**ASSIGNED TASK**
Show each line of the records below where the word "date" occurs.

===== RECORDS PROVIDED =====

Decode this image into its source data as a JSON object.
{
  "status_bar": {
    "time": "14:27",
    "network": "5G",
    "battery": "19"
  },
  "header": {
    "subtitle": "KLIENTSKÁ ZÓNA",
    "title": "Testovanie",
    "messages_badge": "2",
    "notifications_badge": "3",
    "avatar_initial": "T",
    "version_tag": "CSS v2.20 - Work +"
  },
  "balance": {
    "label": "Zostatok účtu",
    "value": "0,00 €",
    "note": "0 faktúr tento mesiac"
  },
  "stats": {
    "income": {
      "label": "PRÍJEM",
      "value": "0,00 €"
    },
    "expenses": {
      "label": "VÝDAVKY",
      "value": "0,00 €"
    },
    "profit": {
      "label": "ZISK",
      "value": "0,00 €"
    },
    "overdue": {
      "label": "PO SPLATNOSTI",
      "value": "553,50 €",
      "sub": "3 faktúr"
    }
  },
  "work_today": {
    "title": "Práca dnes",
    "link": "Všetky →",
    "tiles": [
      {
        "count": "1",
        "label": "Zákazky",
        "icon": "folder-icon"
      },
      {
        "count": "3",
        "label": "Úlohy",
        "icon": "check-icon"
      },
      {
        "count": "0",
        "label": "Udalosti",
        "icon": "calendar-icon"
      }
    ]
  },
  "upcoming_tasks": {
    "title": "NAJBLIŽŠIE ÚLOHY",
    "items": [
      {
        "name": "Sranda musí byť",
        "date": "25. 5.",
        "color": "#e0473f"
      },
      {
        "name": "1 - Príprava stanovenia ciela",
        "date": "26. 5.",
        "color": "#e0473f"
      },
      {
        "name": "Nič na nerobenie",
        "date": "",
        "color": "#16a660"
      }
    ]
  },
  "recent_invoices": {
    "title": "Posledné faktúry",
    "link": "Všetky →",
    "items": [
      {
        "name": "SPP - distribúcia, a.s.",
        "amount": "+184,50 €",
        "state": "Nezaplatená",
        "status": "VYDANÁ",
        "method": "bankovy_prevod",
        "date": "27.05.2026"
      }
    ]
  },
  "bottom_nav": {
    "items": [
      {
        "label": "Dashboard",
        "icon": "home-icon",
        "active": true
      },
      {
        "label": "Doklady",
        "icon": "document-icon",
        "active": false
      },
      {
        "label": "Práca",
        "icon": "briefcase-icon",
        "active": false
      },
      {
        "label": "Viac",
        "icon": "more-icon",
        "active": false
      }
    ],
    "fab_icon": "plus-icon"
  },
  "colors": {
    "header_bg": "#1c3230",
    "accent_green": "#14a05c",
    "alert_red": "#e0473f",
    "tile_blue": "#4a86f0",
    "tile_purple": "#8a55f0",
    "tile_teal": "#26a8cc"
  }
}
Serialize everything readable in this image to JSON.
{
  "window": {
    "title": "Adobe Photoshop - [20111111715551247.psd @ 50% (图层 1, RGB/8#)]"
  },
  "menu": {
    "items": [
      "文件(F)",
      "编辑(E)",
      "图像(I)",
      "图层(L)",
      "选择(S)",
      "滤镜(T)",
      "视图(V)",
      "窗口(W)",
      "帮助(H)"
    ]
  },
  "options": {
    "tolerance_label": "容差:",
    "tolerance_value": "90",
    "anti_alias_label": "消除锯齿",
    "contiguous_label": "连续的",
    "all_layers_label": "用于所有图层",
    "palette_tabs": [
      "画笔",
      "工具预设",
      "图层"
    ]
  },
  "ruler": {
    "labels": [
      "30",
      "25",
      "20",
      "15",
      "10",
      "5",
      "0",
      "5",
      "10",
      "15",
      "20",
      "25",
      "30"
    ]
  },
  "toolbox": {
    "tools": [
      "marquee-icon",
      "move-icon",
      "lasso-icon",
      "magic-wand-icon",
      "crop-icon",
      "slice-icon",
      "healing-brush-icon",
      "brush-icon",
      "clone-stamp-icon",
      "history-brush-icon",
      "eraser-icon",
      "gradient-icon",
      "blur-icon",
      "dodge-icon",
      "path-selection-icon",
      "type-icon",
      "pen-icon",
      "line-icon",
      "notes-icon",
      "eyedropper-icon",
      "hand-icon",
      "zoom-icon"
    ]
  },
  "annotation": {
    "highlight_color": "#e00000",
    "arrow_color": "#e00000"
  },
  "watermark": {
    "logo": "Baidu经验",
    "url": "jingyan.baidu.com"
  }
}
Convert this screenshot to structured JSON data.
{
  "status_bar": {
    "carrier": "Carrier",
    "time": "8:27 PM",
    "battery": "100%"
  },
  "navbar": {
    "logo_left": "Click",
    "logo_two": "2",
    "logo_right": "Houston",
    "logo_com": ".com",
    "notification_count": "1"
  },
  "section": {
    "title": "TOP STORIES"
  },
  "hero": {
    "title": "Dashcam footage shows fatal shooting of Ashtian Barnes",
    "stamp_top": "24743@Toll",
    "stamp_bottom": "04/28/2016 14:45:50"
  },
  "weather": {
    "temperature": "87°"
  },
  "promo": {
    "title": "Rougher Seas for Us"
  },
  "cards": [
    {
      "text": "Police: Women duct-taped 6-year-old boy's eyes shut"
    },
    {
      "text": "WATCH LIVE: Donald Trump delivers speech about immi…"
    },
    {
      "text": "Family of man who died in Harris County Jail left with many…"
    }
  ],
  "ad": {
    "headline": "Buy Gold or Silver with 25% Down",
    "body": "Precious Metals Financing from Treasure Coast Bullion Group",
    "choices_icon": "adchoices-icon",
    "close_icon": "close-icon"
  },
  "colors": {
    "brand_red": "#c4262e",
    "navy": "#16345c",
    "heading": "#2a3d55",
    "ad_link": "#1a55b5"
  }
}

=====

**ANSWER BOX**
        "date": "25. 5.",
        "date": "26. 5.",
        "date": "",
        "date": "27.05.2026"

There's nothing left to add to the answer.